DATA FOR ANALYSIS:
┄┄┄┄┄┄┄┄┄┄
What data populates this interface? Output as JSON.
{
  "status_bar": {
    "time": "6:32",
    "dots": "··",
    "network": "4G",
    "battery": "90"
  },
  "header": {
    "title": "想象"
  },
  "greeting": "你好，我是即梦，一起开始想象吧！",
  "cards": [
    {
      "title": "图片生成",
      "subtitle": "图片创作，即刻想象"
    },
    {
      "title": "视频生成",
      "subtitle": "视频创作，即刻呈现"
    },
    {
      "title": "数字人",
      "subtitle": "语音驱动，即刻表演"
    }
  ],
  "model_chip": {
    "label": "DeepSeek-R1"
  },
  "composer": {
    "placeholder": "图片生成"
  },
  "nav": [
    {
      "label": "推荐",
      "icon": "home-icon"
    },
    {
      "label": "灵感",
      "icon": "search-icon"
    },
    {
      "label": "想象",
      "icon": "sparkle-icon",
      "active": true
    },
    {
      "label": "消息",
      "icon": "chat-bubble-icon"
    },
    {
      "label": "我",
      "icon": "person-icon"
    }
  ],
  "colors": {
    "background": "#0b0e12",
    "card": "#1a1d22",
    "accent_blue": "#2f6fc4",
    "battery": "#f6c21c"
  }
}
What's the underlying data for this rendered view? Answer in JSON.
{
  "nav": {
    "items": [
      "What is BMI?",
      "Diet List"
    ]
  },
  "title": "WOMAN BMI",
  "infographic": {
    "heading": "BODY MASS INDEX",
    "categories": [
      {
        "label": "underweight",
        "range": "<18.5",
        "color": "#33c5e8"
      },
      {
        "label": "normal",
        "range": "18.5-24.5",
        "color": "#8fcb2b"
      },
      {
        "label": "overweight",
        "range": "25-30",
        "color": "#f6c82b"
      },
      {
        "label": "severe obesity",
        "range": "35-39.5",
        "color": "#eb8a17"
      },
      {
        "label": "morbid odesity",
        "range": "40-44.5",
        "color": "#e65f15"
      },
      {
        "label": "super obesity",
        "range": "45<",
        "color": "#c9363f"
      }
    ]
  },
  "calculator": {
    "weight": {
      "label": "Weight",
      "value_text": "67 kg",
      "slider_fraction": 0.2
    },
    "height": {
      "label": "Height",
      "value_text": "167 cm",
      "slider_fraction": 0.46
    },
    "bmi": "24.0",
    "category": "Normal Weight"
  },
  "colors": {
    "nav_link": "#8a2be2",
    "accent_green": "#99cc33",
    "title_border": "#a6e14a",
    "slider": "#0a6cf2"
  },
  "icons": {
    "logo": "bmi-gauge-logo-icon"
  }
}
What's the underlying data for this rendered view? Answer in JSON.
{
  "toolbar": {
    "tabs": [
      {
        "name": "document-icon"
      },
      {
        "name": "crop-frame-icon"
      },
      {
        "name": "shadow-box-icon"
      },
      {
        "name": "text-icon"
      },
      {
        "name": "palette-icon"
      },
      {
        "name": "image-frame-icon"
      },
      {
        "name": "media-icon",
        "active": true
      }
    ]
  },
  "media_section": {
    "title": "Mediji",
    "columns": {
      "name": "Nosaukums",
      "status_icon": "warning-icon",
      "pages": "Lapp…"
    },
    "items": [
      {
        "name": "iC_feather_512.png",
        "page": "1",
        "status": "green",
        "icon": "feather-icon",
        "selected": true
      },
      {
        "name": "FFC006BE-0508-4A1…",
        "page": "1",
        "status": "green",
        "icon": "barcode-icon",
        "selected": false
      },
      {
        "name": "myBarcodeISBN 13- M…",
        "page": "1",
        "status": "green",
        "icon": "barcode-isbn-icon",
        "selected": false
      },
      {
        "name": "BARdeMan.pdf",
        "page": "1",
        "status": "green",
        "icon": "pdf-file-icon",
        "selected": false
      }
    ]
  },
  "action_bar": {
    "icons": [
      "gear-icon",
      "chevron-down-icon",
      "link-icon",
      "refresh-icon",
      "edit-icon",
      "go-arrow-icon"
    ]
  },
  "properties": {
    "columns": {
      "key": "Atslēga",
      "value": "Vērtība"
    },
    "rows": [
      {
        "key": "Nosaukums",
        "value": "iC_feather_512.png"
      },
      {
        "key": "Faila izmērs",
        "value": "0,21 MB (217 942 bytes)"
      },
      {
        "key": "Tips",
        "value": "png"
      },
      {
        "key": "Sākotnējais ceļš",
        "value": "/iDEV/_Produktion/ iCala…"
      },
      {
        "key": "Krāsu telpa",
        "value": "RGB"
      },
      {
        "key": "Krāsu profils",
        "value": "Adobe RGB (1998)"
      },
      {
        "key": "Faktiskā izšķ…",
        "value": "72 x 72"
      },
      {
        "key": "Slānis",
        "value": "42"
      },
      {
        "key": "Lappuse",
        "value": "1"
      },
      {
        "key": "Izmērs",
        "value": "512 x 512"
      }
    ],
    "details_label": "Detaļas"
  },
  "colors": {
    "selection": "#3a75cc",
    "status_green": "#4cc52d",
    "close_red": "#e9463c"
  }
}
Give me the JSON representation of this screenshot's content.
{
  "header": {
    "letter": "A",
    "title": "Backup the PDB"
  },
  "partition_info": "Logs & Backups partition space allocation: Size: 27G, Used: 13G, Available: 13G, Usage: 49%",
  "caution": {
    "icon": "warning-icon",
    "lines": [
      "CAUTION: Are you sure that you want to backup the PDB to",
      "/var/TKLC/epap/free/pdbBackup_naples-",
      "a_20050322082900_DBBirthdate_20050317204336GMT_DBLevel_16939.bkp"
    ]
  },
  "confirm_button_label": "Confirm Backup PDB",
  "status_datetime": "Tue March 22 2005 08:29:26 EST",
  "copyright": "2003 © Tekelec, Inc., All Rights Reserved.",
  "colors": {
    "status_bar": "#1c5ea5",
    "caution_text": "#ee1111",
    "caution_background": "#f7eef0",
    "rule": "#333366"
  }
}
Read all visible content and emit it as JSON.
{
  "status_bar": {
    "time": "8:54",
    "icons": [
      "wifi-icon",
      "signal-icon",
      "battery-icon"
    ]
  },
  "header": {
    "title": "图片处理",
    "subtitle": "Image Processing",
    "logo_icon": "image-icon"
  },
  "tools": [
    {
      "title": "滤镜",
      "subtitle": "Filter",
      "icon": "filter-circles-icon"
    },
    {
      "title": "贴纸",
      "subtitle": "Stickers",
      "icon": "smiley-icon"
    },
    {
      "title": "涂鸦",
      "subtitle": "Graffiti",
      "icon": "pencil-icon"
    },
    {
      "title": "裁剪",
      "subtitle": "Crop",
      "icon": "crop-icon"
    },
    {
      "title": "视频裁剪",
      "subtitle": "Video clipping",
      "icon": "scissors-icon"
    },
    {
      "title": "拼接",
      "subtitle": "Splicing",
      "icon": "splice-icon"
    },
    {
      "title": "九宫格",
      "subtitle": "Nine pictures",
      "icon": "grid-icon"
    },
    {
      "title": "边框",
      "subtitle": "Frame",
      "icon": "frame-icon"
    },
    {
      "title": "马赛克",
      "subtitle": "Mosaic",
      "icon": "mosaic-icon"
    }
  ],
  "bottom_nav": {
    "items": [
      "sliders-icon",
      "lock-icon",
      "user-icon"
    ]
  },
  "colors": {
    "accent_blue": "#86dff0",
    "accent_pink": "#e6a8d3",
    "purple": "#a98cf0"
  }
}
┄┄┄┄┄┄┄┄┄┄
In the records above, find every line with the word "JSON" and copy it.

What data populates this interface? Output as JSON.
What's the underlying data for this rendered view? Answer in JSON.
What's the underlying data for this rendered view? Answer in JSON.
Give me the JSON representation of this screenshot's content.
Read all visible content and emit it as JSON.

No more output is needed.